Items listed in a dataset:
____

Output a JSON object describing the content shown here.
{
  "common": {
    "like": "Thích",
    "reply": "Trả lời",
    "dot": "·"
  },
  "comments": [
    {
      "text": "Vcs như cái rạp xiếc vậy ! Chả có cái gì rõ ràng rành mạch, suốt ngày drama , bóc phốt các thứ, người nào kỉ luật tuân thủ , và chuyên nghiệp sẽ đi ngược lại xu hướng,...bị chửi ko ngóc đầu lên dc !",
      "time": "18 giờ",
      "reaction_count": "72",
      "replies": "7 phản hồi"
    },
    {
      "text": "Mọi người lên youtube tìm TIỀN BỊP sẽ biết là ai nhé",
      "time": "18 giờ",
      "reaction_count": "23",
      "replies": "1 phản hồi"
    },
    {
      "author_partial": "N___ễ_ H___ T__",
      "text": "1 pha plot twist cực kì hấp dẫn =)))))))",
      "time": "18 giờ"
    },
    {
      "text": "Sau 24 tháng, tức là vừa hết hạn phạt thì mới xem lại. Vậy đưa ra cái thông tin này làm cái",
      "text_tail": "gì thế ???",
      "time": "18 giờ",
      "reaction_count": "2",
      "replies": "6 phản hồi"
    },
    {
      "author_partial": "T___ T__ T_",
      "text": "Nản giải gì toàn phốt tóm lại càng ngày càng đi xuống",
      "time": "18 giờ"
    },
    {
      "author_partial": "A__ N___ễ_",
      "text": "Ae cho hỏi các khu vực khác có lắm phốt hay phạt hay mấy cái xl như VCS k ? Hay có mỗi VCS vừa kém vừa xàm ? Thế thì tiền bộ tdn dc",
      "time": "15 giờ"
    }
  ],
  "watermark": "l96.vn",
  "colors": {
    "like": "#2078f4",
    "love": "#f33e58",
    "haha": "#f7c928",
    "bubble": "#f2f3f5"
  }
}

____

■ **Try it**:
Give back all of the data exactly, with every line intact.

■ **Problem solution**:
Output a JSON object describing the content shown here.
{
  "common": {
    "like": "Thích",
    "reply": "Trả lời",
    "dot": "·"
  },
  "comments": [
    {
      "text": "Vcs như cái rạp xiếc vậy ! Chả có cái gì rõ ràng rành mạch, suốt ngày drama , bóc phốt các thứ, người nào kỉ luật tuân thủ , và chuyên nghiệp sẽ đi ngược lại xu hướng,...bị chửi ko ngóc đầu lên dc !",
      "time": "18 giờ",
      "reaction_count": "72",
      "replies": "7 phản hồi"
    },
    {
      "text": "Mọi người lên youtube tìm TIỀN BỊP sẽ biết là ai nhé",
      "time": "18 giờ",
      "reaction_count": "23",
      "replies": "1 phản hồi"
    },
    {
      "author_partial": "N___ễ_ H___ T__",
      "text": "1 pha plot twist cực kì hấp dẫn =)))))))",
      "time": "18 giờ"
    },
    {
      "text": "Sau 24 tháng, tức là vừa hết hạn phạt thì mới xem lại. Vậy đưa ra cái thông tin này làm cái",
      "text_tail": "gì thế ???",
      "time": "18 giờ",
      "reaction_count": "2",
      "replies": "6 phản hồi"
    },
    {
      "author_partial": "T___ T__ T_",
      "text": "Nản giải gì toàn phốt tóm lại càng ngày càng đi xuống",
      "time": "18 giờ"
    },
    {
      "author_partial": "A__ N___ễ_",
      "text": "Ae cho hỏi các khu vực khác có lắm phốt hay phạt hay mấy cái xl như VCS k ? Hay có mỗi VCS vừa kém vừa xàm ? Thế thì tiền bộ tdn dc",
      "time": "15 giờ"
    }
  ],
  "watermark": "l96.vn",
  "colors": {
    "like": "#2078f4",
    "love": "#f33e58",
    "haha": "#f7c928",
    "bubble": "#f2f3f5"
  }
}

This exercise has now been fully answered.